Down On The Street: AMC Ambassador SST
A shockingly complete example of AMC's forgotten luxury coupe from the late 60s
Back in June of 2020 I spied something unusual on the side of a shop, a complete stock AMC Ambassador! Any AMC is a pretty rare spot nowadays and even when this car was new it would have been an unusual choice so I decided to document this olive green example.
I believe this to be a 1968 model as the SST trim this one is was introduced for the final year of the 6th generation. AMC was still enjoying increasing market share around this time as the oil crisis wouldn't be for another 5 years. Still solidly fourth place but working to change that with the help of big optioned up V8 luxury cars like this one. It's a part of history and a forgotten one at that.
The Ambassador was a much more staid and less flamboyant car than a lot of the stuff the Big 3 was putting out at the time. And being one of the last years before carbureted emissions control cut performance in half, it's overshadowed by the fire breathing muscle cars that rolled off the assembly line around the same time. I think it's a shame because the car is not uninteresting in its own right but just isn't something the collector market ever paid the slightest bit of attention to.
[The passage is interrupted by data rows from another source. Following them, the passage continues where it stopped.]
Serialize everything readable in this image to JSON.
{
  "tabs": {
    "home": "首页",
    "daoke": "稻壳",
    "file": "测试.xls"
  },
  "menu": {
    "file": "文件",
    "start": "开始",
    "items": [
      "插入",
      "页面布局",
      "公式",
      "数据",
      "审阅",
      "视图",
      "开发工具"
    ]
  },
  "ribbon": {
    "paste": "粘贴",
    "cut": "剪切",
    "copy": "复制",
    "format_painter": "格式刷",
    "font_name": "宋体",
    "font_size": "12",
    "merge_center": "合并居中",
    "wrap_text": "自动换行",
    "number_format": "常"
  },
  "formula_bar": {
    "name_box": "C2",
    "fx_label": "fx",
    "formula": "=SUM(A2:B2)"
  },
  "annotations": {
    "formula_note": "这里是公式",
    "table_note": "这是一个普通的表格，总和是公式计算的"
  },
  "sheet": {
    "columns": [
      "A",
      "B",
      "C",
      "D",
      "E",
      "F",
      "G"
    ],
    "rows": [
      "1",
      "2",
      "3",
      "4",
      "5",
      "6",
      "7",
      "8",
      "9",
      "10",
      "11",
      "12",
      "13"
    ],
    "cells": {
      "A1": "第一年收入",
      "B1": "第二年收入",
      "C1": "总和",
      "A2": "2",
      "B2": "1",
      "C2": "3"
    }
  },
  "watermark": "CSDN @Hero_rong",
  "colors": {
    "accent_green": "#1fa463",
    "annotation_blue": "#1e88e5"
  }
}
This particular car is the SST trim with the four barrel 343 (5.6L) V8 making 280 horses at the crank put to the pavement through a column shift 3 speed BorgWarner automatic. Not a very exciting combo but performance was respectable for the era. People didn't buy these for the performance and in only 5 years that drivetrain would have made it very expensive indeed to keep going not to mention steeper depreciation than the Big 3 so a lot of Ambassadors didn't see the other side of the mid 70s. Still, someone loved this one enough to keep it in good shape for a long time.
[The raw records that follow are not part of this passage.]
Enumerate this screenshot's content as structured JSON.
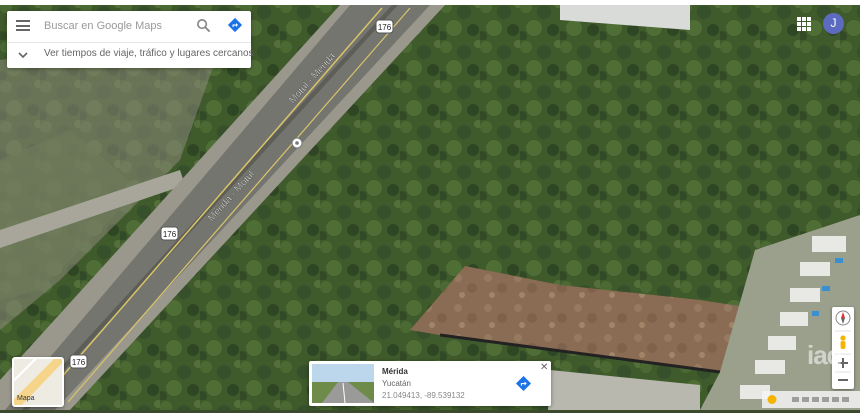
{
  "search": {
    "placeholder": "Buscar en Google Maps",
    "nearby_label": "Ver tiempos de viaje, tráfico y lugares cercanos"
  },
  "user": {
    "initial": "J"
  },
  "map": {
    "roads": [
      {
        "name": "Motul - Mérida"
      },
      {
        "name": "Mérida - Motul"
      }
    ],
    "shields": [
      "176",
      "176",
      "176"
    ],
    "colors": {
      "vegetation": "#3f5a2b",
      "road": "#7a7a74",
      "cleared_lot": "#8a6a52",
      "center_line": "#d8c46a",
      "avatar": "#5c6bc0",
      "direction": "#1a73e8"
    }
  },
  "minimap": {
    "label": "Mapa"
  },
  "place_card": {
    "title": "Mérida",
    "subtitle": "Yucatán",
    "coords": "21.049413, -89.539132"
  }
}
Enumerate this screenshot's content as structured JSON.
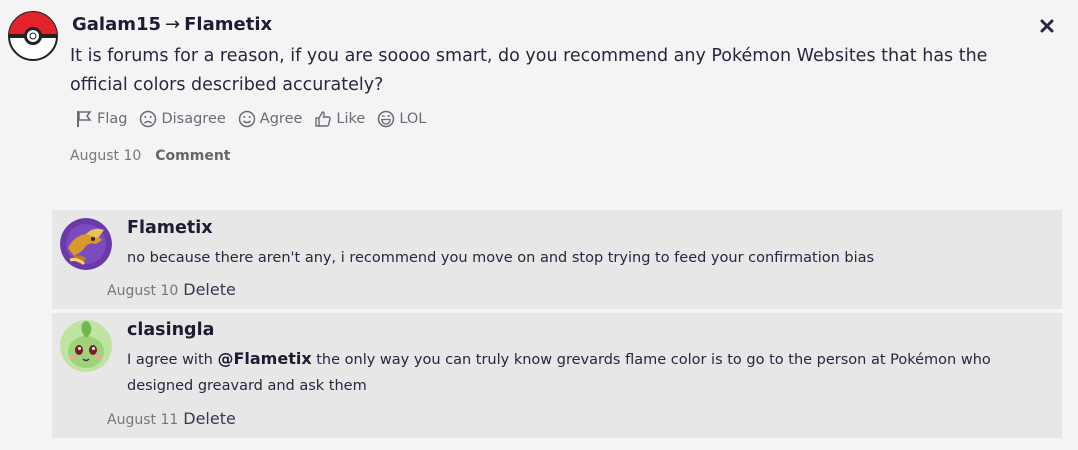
{
  "post": {
    "author": "Galam15",
    "arrow": "→",
    "recipient": "Flametix",
    "body": "It is forums for a reason, if you are soooo smart, do you recommend any Pokémon Websites that has the official colors described accurately?",
    "reactions": [
      {
        "label": "Flag",
        "icon": "flag-icon"
      },
      {
        "label": "Disagree",
        "icon": "sad-face-icon"
      },
      {
        "label": "Agree",
        "icon": "smile-face-icon"
      },
      {
        "label": "Like",
        "icon": "thumbs-up-icon"
      },
      {
        "label": "LOL",
        "icon": "laugh-face-icon"
      }
    ],
    "date": "August 10",
    "comment_label": "Comment",
    "close_icon": "close-icon"
  },
  "comments": [
    {
      "author": "Flametix",
      "text": "no because there aren't any, i recommend you move on and stop trying to feed your confirmation bias",
      "date": "August 10",
      "delete_label": "Delete"
    },
    {
      "author": "clasingla",
      "text_before": "I agree with ",
      "mention": "@Flametix",
      "text_after": " the only way you can truly know grevards flame color is to go to the person at Pokémon who designed greavard and ask them",
      "date": "August 11",
      "delete_label": "Delete"
    }
  ],
  "colors": {
    "background": "#f4f4f4",
    "comment_background": "#e7e7e7",
    "text": "#1f1b33",
    "muted": "#777777"
  }
}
I do think the Ambassador was a good looking car in this generation. It's understated and I'm not convinced the olive green paint does its lines any justice but but the details are elegant and not overdone. But elegant and understated wasn't exactly where the market was headed and these never really had much of a following.
You see most of the luxury on the inside. Swanky green vinyl with wood effect trim is everywhere and looks ahead of its time. It looks much more early 70s than late 60s in here. It's weathered the many years of service quite well too.
AMC was doing respectably well at the time but would be caught woefully unprepared for the Oil Crisis to come. That was because they sunk their R&D funds into making innovations in segments like this one. Air conditioning was standard for 1968, an almost unheard of thing to do at the time. They really went hard on innovative marketing and features during this time given their limited budget and it was working reasonably well for the moment.
Welcome everyone to another edition of "Underappreciated" where we look at the underappreciated racing cars of the past, relegated to the history books. We look today at the AMC Matador, a humble car from AMC and it's racing history that is now forgotten...
I was inspired to write this up for Drive Tribe after reading RCtothefuture's post on the AMC Matador and its racing history over on the Hyphen as it made me think back to this. Actually, of the two AMC branded cars I've seen move under their own power, both were very battered old Ambassadors.
So what's your opinion on this slightly weathered old AMC? Is this mostly unloved classic fit for anything other than the scrap yard? Or do you think this orphaned luxury coupe from a long dead brand is more appealing for being obscure?